▼▼▼
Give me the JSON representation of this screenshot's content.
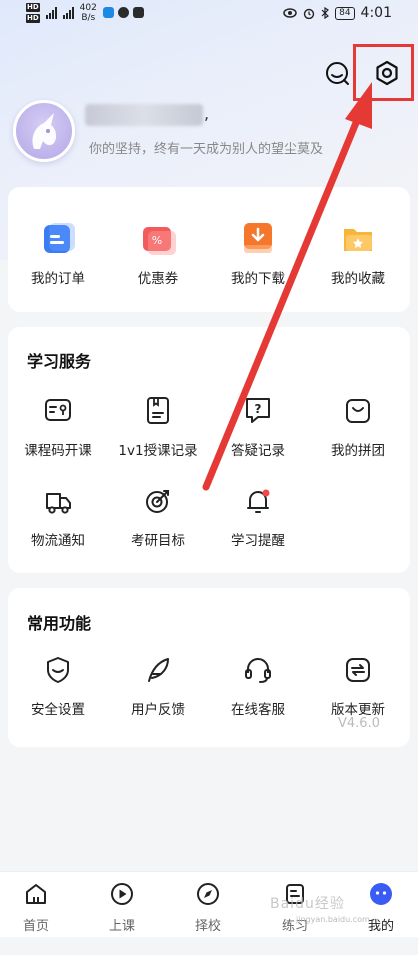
{
  "status_bar": {
    "hd1": "HD",
    "hd2": "HD",
    "net_speed": "402",
    "net_unit": "B/s",
    "battery": "84",
    "time": "4:01"
  },
  "header": {
    "message_icon": "chat-bubble-icon",
    "settings_icon": "gear-icon"
  },
  "profile": {
    "name_visible_tail": ",",
    "motto": "你的坚持，终有一天成为别人的望尘莫及"
  },
  "orders": {
    "items": [
      {
        "label": "我的订单",
        "icon": "order-list-icon",
        "color": "#3b7cf5"
      },
      {
        "label": "优惠券",
        "icon": "coupon-icon",
        "color": "#f25b5b"
      },
      {
        "label": "我的下载",
        "icon": "download-icon",
        "color": "#f5772c"
      },
      {
        "label": "我的收藏",
        "icon": "favorite-folder-icon",
        "color": "#f7b53a"
      }
    ]
  },
  "study": {
    "title": "学习服务",
    "items": [
      {
        "label": "课程码开课",
        "icon": "course-code-icon"
      },
      {
        "label": "1v1授课记录",
        "icon": "lesson-record-icon"
      },
      {
        "label": "答疑记录",
        "icon": "qa-record-icon"
      },
      {
        "label": "我的拼团",
        "icon": "group-buy-icon"
      },
      {
        "label": "物流通知",
        "icon": "delivery-truck-icon"
      },
      {
        "label": "考研目标",
        "icon": "target-icon"
      },
      {
        "label": "学习提醒",
        "icon": "bell-icon"
      }
    ]
  },
  "common": {
    "title": "常用功能",
    "items": [
      {
        "label": "安全设置",
        "icon": "shield-icon"
      },
      {
        "label": "用户反馈",
        "icon": "feather-icon"
      },
      {
        "label": "在线客服",
        "icon": "headset-icon"
      },
      {
        "label": "版本更新",
        "icon": "update-icon"
      }
    ],
    "version": "V4.6.0"
  },
  "bottom_nav": {
    "items": [
      {
        "label": "首页",
        "icon": "home-icon"
      },
      {
        "label": "上课",
        "icon": "play-icon"
      },
      {
        "label": "择校",
        "icon": "compass-icon"
      },
      {
        "label": "练习",
        "icon": "practice-icon"
      },
      {
        "label": "我的",
        "icon": "mascot-icon"
      }
    ],
    "watermark": "Baidu经验",
    "watermark_sub": "jingyan.baidu.com"
  },
  "colors": {
    "accent": "#3b7cf5",
    "annotation": "#e53935"
  }
}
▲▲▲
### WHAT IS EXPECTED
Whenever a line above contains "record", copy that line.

### EXERCISE ANSWER
        "icon": "lesson-record-icon"
        "icon": "qa-record-icon"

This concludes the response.